Effective teachers develop and use sound knowledge as a basis for initiating learning and responding to the mathematical needs of all their students.
Guidance for effective practice:
- Continually develop your personal deep and connected knowledge of mathematics and statistics using a variety of sources, including communities of teaching colleagues, consultants/facilitators, online resources, and books, and by actively listening to the ideas of your ākonga.
Kasie is new to teaching at Year 8. Her previous experience was in Junior classes. She would like to teach in the same investigative and interactive way with her older students.
Kasie is aware that her own personal knowledge about concepts like decimals, percentages, fractions, and integers is a bit ‘rusty’ and she is concerned about being able to understand the ideas that her students suggest. After talking to colleagues Kasie finds that she is not alone. Many other teachers in her school find mathematics challenging to teach.
To improve her personal knowledge, and that of her colleagues, Kasie sets up a study group.
Every two weeks four colleagues, Kasie, Moses, Ella, and Lelani, meet to plan their next unit together. This week the unit is about patterns and relationships (Algebra). The teachers start by working through an e-ako module from PLD360, hosted on nzmaths. The module, called Relations, graphs and linear equations, develops their own personal knowledge of algebra. It gives them feedback on their answers and provides many examples of patterns they can use with students in their upcoming unit.
Using the long term plan for Level 4 they locate a unit called Solving Linear Equations that is suitable for students in their class. Collectively the study group work through the unit plan and discuss the important mathematical ideas that are developed through each lesson.
- Use learning progressions to inform your planning, teaching, and assessment.
Mia has a class of very energetic Year 2 students.
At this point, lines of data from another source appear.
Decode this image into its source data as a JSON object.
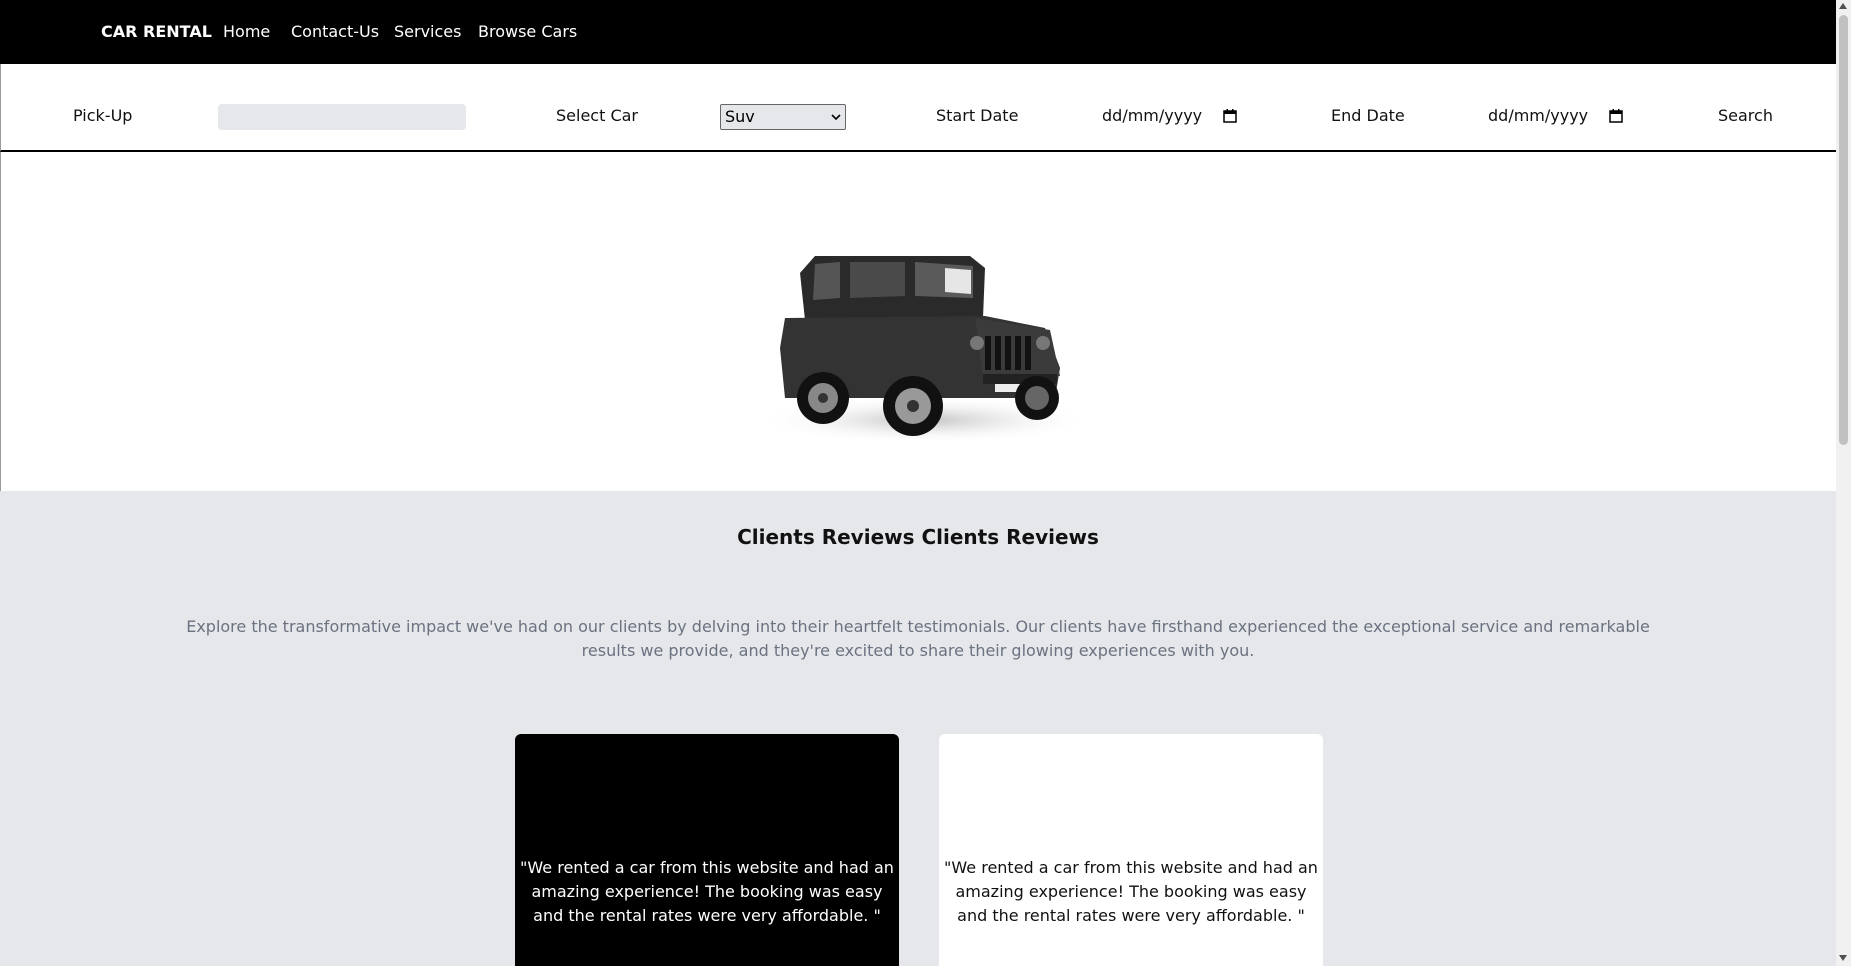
{
  "nav": {
    "brand": "CAR RENTAL",
    "links": [
      "Home",
      "Contact-Us",
      "Services",
      "Browse Cars"
    ]
  },
  "search": {
    "pickup_label": "Pick-Up",
    "pickup_value": "",
    "car_label": "Select Car",
    "car_selected": "Suv",
    "start_label": "Start Date",
    "start_placeholder": "dd/mm/yyyy",
    "end_label": "End Date",
    "end_placeholder": "dd/mm/yyyy",
    "search_label": "Search"
  },
  "reviews": {
    "title": "Clients Reviews Clients Reviews",
    "description": "Explore the transformative impact we've had on our clients by delving into their heartfelt testimonials. Our clients have firsthand experienced the exceptional service and remarkable results we provide, and they're excited to share their glowing experiences with you.",
    "cards": [
      {
        "quote": "\"We rented a car from this website and had an amazing experience! The booking was easy and the rental rates were very affordable. \""
      },
      {
        "quote": "\"We rented a car from this website and had an amazing experience! The booking was easy and the rental rates were very affordable. \""
      }
    ]
  },
  "colors": {
    "nav_bg": "#000000",
    "reviews_bg": "#e5e7eb",
    "desc_text": "#6b7280"
  },
  "icons": [
    "calendar-icon",
    "chevron-down-icon",
    "car-image"
  ]
}
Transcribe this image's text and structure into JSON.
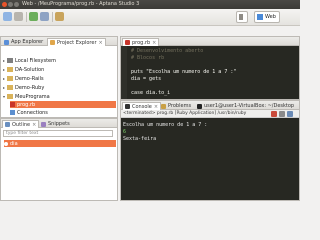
{
  "window": {
    "title": "Web - /MeuPrograma/prog.rb - Aptana Studio 3"
  },
  "toolbar": {
    "perspective_label": "Web"
  },
  "left_panel": {
    "tabs": [
      {
        "label": "App Explorer"
      },
      {
        "label": "Project Explorer"
      }
    ],
    "tree": [
      {
        "label": "Local Filesystem",
        "level": 0,
        "expanded": false
      },
      {
        "label": "DA-Solution",
        "level": 0,
        "expanded": false
      },
      {
        "label": "Demo-Rails",
        "level": 0,
        "expanded": false
      },
      {
        "label": "Demo-Ruby",
        "level": 0,
        "expanded": false
      },
      {
        "label": "MeuPrograma",
        "level": 0,
        "expanded": true
      },
      {
        "label": "prog.rb",
        "level": 1,
        "selected": true
      },
      {
        "label": "Connections",
        "level": 1
      }
    ]
  },
  "outline_panel": {
    "tabs": [
      {
        "label": "Outline"
      },
      {
        "label": "Snippets"
      }
    ],
    "filter_placeholder": "type filter text",
    "items": [
      {
        "label": "dia"
      }
    ]
  },
  "editor": {
    "tab_label": "prog.rb",
    "lines": [
      {
        "text": "# Desenvolvimento aberto",
        "color": "#75715e"
      },
      {
        "text": "# Blocos rb",
        "color": "#75715e"
      },
      {
        "text": "",
        "color": "#f8f8f2"
      },
      {
        "text": "puts \"Escolha um numero de 1 a 7 :\"",
        "color": "#f8f8f2"
      },
      {
        "text": "dia = gets",
        "color": "#f8f8f2"
      },
      {
        "text": "",
        "color": "#f8f8f2"
      },
      {
        "text": "case dia.to_i",
        "color": "#f8f8f2"
      }
    ]
  },
  "console": {
    "tabs": [
      {
        "label": "Console"
      },
      {
        "label": "Problems"
      },
      {
        "label": "user1@user1-VirtualBox: ~/Desktop"
      }
    ],
    "path": "<terminated> prog.rb [Ruby Application] /usr/bin/ruby",
    "lines": [
      {
        "text": "Escolha um numero de 1 a 7 :"
      },
      {
        "text": "6"
      },
      {
        "text": "Sexta-feira"
      }
    ]
  },
  "colors": {
    "titlebar": "#3c3b37",
    "editor_bg": "#272822",
    "close_button": "#e9542a"
  }
}
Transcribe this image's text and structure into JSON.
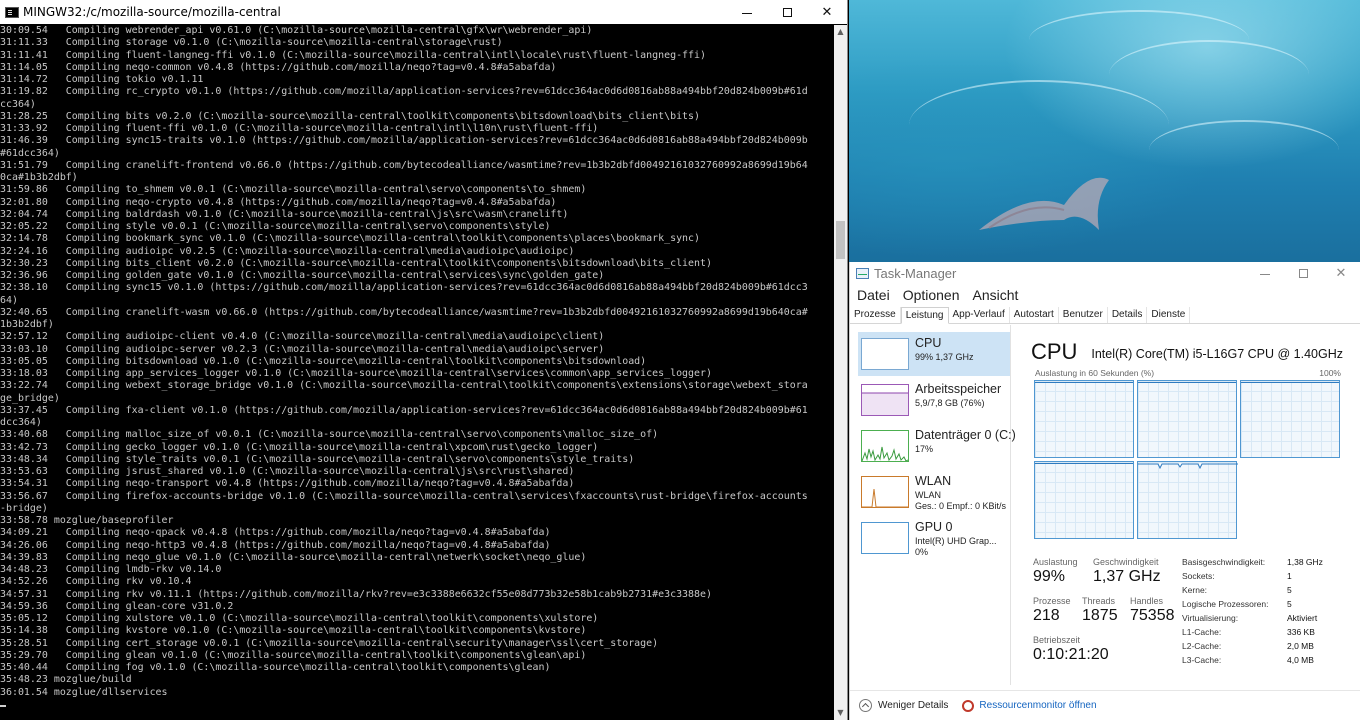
{
  "terminal": {
    "title": "MINGW32:/c/mozilla-source/mozilla-central",
    "lines": [
      "30:09.54   Compiling webrender_api v0.61.0 (C:\\mozilla-source\\mozilla-central\\gfx\\wr\\webrender_api)",
      "31:11.33   Compiling storage v0.1.0 (C:\\mozilla-source\\mozilla-central\\storage\\rust)",
      "31:11.41   Compiling fluent-langneg-ffi v0.1.0 (C:\\mozilla-source\\mozilla-central\\intl\\locale\\rust\\fluent-langneg-ffi)",
      "31:14.05   Compiling neqo-common v0.4.8 (https://github.com/mozilla/neqo?tag=v0.4.8#a5abafda)",
      "31:14.72   Compiling tokio v0.1.11",
      "31:19.82   Compiling rc_crypto v0.1.0 (https://github.com/mozilla/application-services?rev=61dcc364ac0d6d0816ab88a494bbf20d824b009b#61d",
      "cc364)",
      "31:28.25   Compiling bits v0.2.0 (C:\\mozilla-source\\mozilla-central\\toolkit\\components\\bitsdownload\\bits_client\\bits)",
      "31:33.92   Compiling fluent-ffi v0.1.0 (C:\\mozilla-source\\mozilla-central\\intl\\l10n\\rust\\fluent-ffi)",
      "31:46.39   Compiling sync15-traits v0.1.0 (https://github.com/mozilla/application-services?rev=61dcc364ac0d6d0816ab88a494bbf20d824b009b",
      "#61dcc364)",
      "31:51.79   Compiling cranelift-frontend v0.66.0 (https://github.com/bytecodealliance/wasmtime?rev=1b3b2dbfd00492161032760992a8699d19b64",
      "0ca#1b3b2dbf)",
      "31:59.86   Compiling to_shmem v0.0.1 (C:\\mozilla-source\\mozilla-central\\servo\\components\\to_shmem)",
      "32:01.80   Compiling neqo-crypto v0.4.8 (https://github.com/mozilla/neqo?tag=v0.4.8#a5abafda)",
      "32:04.74   Compiling baldrdash v0.1.0 (C:\\mozilla-source\\mozilla-central\\js\\src\\wasm\\cranelift)",
      "32:05.22   Compiling style v0.0.1 (C:\\mozilla-source\\mozilla-central\\servo\\components\\style)",
      "32:14.78   Compiling bookmark_sync v0.1.0 (C:\\mozilla-source\\mozilla-central\\toolkit\\components\\places\\bookmark_sync)",
      "32:24.16   Compiling audioipc v0.2.5 (C:\\mozilla-source\\mozilla-central\\media\\audioipc\\audioipc)",
      "32:30.23   Compiling bits_client v0.2.0 (C:\\mozilla-source\\mozilla-central\\toolkit\\components\\bitsdownload\\bits_client)",
      "32:36.96   Compiling golden_gate v0.1.0 (C:\\mozilla-source\\mozilla-central\\services\\sync\\golden_gate)",
      "32:38.10   Compiling sync15 v0.1.0 (https://github.com/mozilla/application-services?rev=61dcc364ac0d6d0816ab88a494bbf20d824b009b#61dcc3",
      "64)",
      "32:40.65   Compiling cranelift-wasm v0.66.0 (https://github.com/bytecodealliance/wasmtime?rev=1b3b2dbfd00492161032760992a8699d19b640ca#",
      "1b3b2dbf)",
      "32:57.12   Compiling audioipc-client v0.4.0 (C:\\mozilla-source\\mozilla-central\\media\\audioipc\\client)",
      "33:03.10   Compiling audioipc-server v0.2.3 (C:\\mozilla-source\\mozilla-central\\media\\audioipc\\server)",
      "33:05.05   Compiling bitsdownload v0.1.0 (C:\\mozilla-source\\mozilla-central\\toolkit\\components\\bitsdownload)",
      "33:18.03   Compiling app_services_logger v0.1.0 (C:\\mozilla-source\\mozilla-central\\services\\common\\app_services_logger)",
      "33:22.74   Compiling webext_storage_bridge v0.1.0 (C:\\mozilla-source\\mozilla-central\\toolkit\\components\\extensions\\storage\\webext_stora",
      "ge_bridge)",
      "33:37.45   Compiling fxa-client v0.1.0 (https://github.com/mozilla/application-services?rev=61dcc364ac0d6d0816ab88a494bbf20d824b009b#61",
      "dcc364)",
      "33:40.68   Compiling malloc_size_of v0.0.1 (C:\\mozilla-source\\mozilla-central\\servo\\components\\malloc_size_of)",
      "33:42.73   Compiling gecko_logger v0.1.0 (C:\\mozilla-source\\mozilla-central\\xpcom\\rust\\gecko_logger)",
      "33:48.34   Compiling style_traits v0.0.1 (C:\\mozilla-source\\mozilla-central\\servo\\components\\style_traits)",
      "33:53.63   Compiling jsrust_shared v0.1.0 (C:\\mozilla-source\\mozilla-central\\js\\src\\rust\\shared)",
      "33:54.31   Compiling neqo-transport v0.4.8 (https://github.com/mozilla/neqo?tag=v0.4.8#a5abafda)",
      "33:56.67   Compiling firefox-accounts-bridge v0.1.0 (C:\\mozilla-source\\mozilla-central\\services\\fxaccounts\\rust-bridge\\firefox-accounts",
      "-bridge)",
      "33:58.78 mozglue/baseprofiler",
      "34:09.21   Compiling neqo-qpack v0.4.8 (https://github.com/mozilla/neqo?tag=v0.4.8#a5abafda)",
      "34:26.06   Compiling neqo-http3 v0.4.8 (https://github.com/mozilla/neqo?tag=v0.4.8#a5abafda)",
      "34:39.83   Compiling neqo_glue v0.1.0 (C:\\mozilla-source\\mozilla-central\\netwerk\\socket\\neqo_glue)",
      "34:48.23   Compiling lmdb-rkv v0.14.0",
      "34:52.26   Compiling rkv v0.10.4",
      "34:57.31   Compiling rkv v0.11.1 (https://github.com/mozilla/rkv?rev=e3c3388e6632cf55e08d773b32e58b1cab9b2731#e3c3388e)",
      "34:59.36   Compiling glean-core v31.0.2",
      "35:05.12   Compiling xulstore v0.1.0 (C:\\mozilla-source\\mozilla-central\\toolkit\\components\\xulstore)",
      "35:14.38   Compiling kvstore v0.1.0 (C:\\mozilla-source\\mozilla-central\\toolkit\\components\\kvstore)",
      "35:28.51   Compiling cert_storage v0.0.1 (C:\\mozilla-source\\mozilla-central\\security\\manager\\ssl\\cert_storage)",
      "35:29.70   Compiling glean v0.1.0 (C:\\mozilla-source\\mozilla-central\\toolkit\\components\\glean\\api)",
      "35:40.44   Compiling fog v0.1.0 (C:\\mozilla-source\\mozilla-central\\toolkit\\components\\glean)",
      "35:48.23 mozglue/build",
      "36:01.54 mozglue/dllservices"
    ]
  },
  "taskmanager": {
    "title": "Task-Manager",
    "menu": [
      "Datei",
      "Optionen",
      "Ansicht"
    ],
    "tabs": [
      "Prozesse",
      "Leistung",
      "App-Verlauf",
      "Autostart",
      "Benutzer",
      "Details",
      "Dienste"
    ],
    "active_tab": "Leistung",
    "resources": [
      {
        "name": "CPU",
        "sub": "99% 1,37 GHz",
        "sub2": "",
        "icon": "cpu-graph-icon"
      },
      {
        "name": "Arbeitsspeicher",
        "sub": "5,9/7,8 GB (76%)",
        "sub2": "",
        "icon": "memory-graph-icon"
      },
      {
        "name": "Datenträger 0 (C:)",
        "sub": "17%",
        "sub2": "",
        "icon": "disk-graph-icon"
      },
      {
        "name": "WLAN",
        "sub": "WLAN",
        "sub2": "Ges.: 0 Empf.: 0 KBit/s",
        "icon": "wifi-graph-icon"
      },
      {
        "name": "GPU 0",
        "sub": "Intel(R) UHD Grap...",
        "sub2": "0%",
        "icon": "gpu-graph-icon"
      }
    ],
    "cpu": {
      "title": "CPU",
      "model": "Intel(R) Core(TM) i5-L16G7 CPU @ 1.40GHz",
      "graph_caption": "Auslastung in 60 Sekunden (%)",
      "graph_max": "100%",
      "utilization_label": "Auslastung",
      "utilization": "99%",
      "speed_label": "Geschwindigkeit",
      "speed": "1,37 GHz",
      "processes_label": "Prozesse",
      "processes": "218",
      "threads_label": "Threads",
      "threads": "1875",
      "handles_label": "Handles",
      "handles": "75358",
      "uptime_label": "Betriebszeit",
      "uptime": "0:10:21:20",
      "specs": [
        {
          "label": "Basisgeschwindigkeit:",
          "value": "1,38 GHz"
        },
        {
          "label": "Sockets:",
          "value": "1"
        },
        {
          "label": "Kerne:",
          "value": "5"
        },
        {
          "label": "Logische Prozessoren:",
          "value": "5"
        },
        {
          "label": "Virtualisierung:",
          "value": "Aktiviert"
        },
        {
          "label": "L1-Cache:",
          "value": "336 KB"
        },
        {
          "label": "L2-Cache:",
          "value": "2,0 MB"
        },
        {
          "label": "L3-Cache:",
          "value": "4,0 MB"
        }
      ]
    },
    "footer": {
      "fewer_details": "Weniger Details",
      "resource_monitor": "Ressourcenmonitor öffnen"
    }
  }
}
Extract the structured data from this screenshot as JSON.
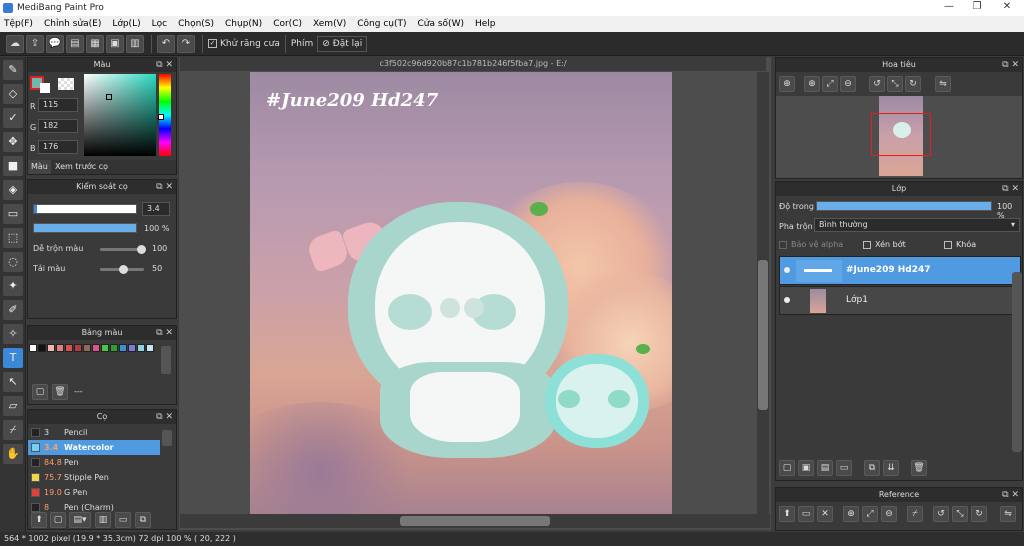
{
  "window": {
    "title": "MediBang Paint Pro",
    "controls": {
      "minimize": "—",
      "maximize": "❐",
      "close": "✕"
    }
  },
  "menu": [
    "Tệp(F)",
    "Chỉnh sửa(E)",
    "Lớp(L)",
    "Lọc",
    "Chọn(S)",
    "Chụp(N)",
    "Cor(C)",
    "Xem(V)",
    "Công cụ(T)",
    "Cửa số(W)",
    "Help"
  ],
  "toolbar": {
    "antialias_label": "Khử răng cưa",
    "keys_label": "Phím",
    "reset_label": "Đặt lại"
  },
  "color_panel": {
    "title": "Màu",
    "r_label": "R",
    "r_value": "115",
    "g_label": "G",
    "g_value": "182",
    "b_label": "B",
    "b_value": "176",
    "tab_color": "Màu",
    "tab_preview": "Xem trước cọ",
    "current_color": "#73b6b0"
  },
  "brush_control": {
    "title": "Kiểm soát cọ",
    "size_value": "3.4",
    "opacity_value": "100 %",
    "mix_label": "Dễ trộn màu",
    "mix_value": "100",
    "reload_label": "Tải màu",
    "reload_value": "50"
  },
  "palette": {
    "title": "Bảng màu",
    "name": "---",
    "swatches": [
      "#ffffff",
      "#111111",
      "#f2b3b3",
      "#e07d7d",
      "#d95050",
      "#b33b3b",
      "#8a6b5c",
      "#e0508c",
      "#49c449",
      "#2e9e2e",
      "#3a8fd9",
      "#7b7bd9",
      "#8fd3e0",
      "#bfe8f2"
    ]
  },
  "brush_list": {
    "title": "Cọ",
    "items": [
      {
        "size": "3",
        "name": "Pencil",
        "color": "#222222",
        "selected": false
      },
      {
        "size": "3.4",
        "name": "Watercolor",
        "color": "#73d0f0",
        "selected": true
      },
      {
        "size": "84.8",
        "name": "Pen",
        "color": "#222222",
        "selected": false
      },
      {
        "size": "75.7",
        "name": "Stipple Pen",
        "color": "#f2d64a",
        "selected": false
      },
      {
        "size": "19.0",
        "name": "G Pen",
        "color": "#e04040",
        "selected": false
      },
      {
        "size": "8",
        "name": "Pen (Charm)",
        "color": "#222222",
        "selected": false
      }
    ]
  },
  "canvas": {
    "tab_title": "c3f502c96d920b87c1b781b246f5fba7.jpg - E:/",
    "art_text": "#June209 Hd247"
  },
  "navigator": {
    "title": "Hoa tiêu"
  },
  "layer_panel": {
    "title": "Lớp",
    "opacity_label": "Độ trong",
    "opacity_value": "100 %",
    "blend_label": "Pha trộn",
    "blend_value": "Bình thường",
    "protect_alpha": "Bảo vệ alpha",
    "clipping": "Xén bớt",
    "lock": "Khóa",
    "layers": [
      {
        "name": "#June209 Hd247",
        "selected": true
      },
      {
        "name": "Lớp1",
        "selected": false
      }
    ]
  },
  "reference_panel": {
    "title": "Reference"
  },
  "status": {
    "text": "564 * 1002 pixel   (19.9 * 35.3cm)   72 dpi   100 %   ( 20, 222 )"
  },
  "colors": {
    "accent": "#3b88d8",
    "selection_red": "#e02020",
    "mint": "#a9e0d6"
  }
}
The class has a range in current levels of achievement so Mia is conscious of how she can cater for this range. She looks for information about how the ability of children to classify shapes develops. The achievement objectives at Levels One and Two describe sorting shapes by features, with justification, and identifying plane shapes in other objects.
Mia finds that the Learning Progressions Framework for Geometric Thinking, at Steps 1-3, provides clear examples of students’ problem solving to illustrate how classification develops. From her pre-service study, and professional inquiry, she knows that the following phases generally occur:
- Children start classifying when they notice shapes look alike.
- They learn to put alike shapes together based on global appearance.
- They begin to use personal words to describe features, like pointy, straight, and curvy.
- They learn to use mathematical words, like side and corner, to describe why given shapes do or do not belong.
- They learn to sort the same set of objects in different ways, by attending to different features.
Looking online Mia finds many useful activities that use Attribute (Logic) Blocks, her favourite piece of equipment. She chooses Shape Soup, The Difference Game, and Silhouette Puzzles. Mia notices that all the activities can be altered easily to cater for the learning progression she identified.
- Acquire and create a repertoire of adaptable rich examples for important mathematics topics.
Callum is very discerning about the problems he uses with his students. Over his six years of teaching Callum has collected and made up a lot of examples. Some survive and many are discarded. But he is always on the hunt for more, and he has a filing system on his computer to store them. Many of the best problems are made up by previous students and he has books of student-made problems about topics, like probability, symmetry, and fractions.
One of Callum’s favourite ways to create group worthy examples is to start with a regulation textbook problem and ‘open it up.’ In a Figure It Out book, he finds this activity called Getting in Shape.
The problem requires students to recreate the whole shape, given one quarter of it. There are already plenty of possible shapes that can be made. To open the problem further and move beyond quarters, Callum changes the problem to this:
“Imagine there are many species of fraction bugs, like the two thirds bug, the three fifths bug, and the five eighths bug.
Choose a shape from the set of pattern blocks. If that is what each bug leaves behind, what does the whole shape look like. Find as many answers as you can.”
Callum expects that students will need to make sense of less common fractions to solve the problem. The demands of the problem will encourage students to connect fractions and compositions of shapes.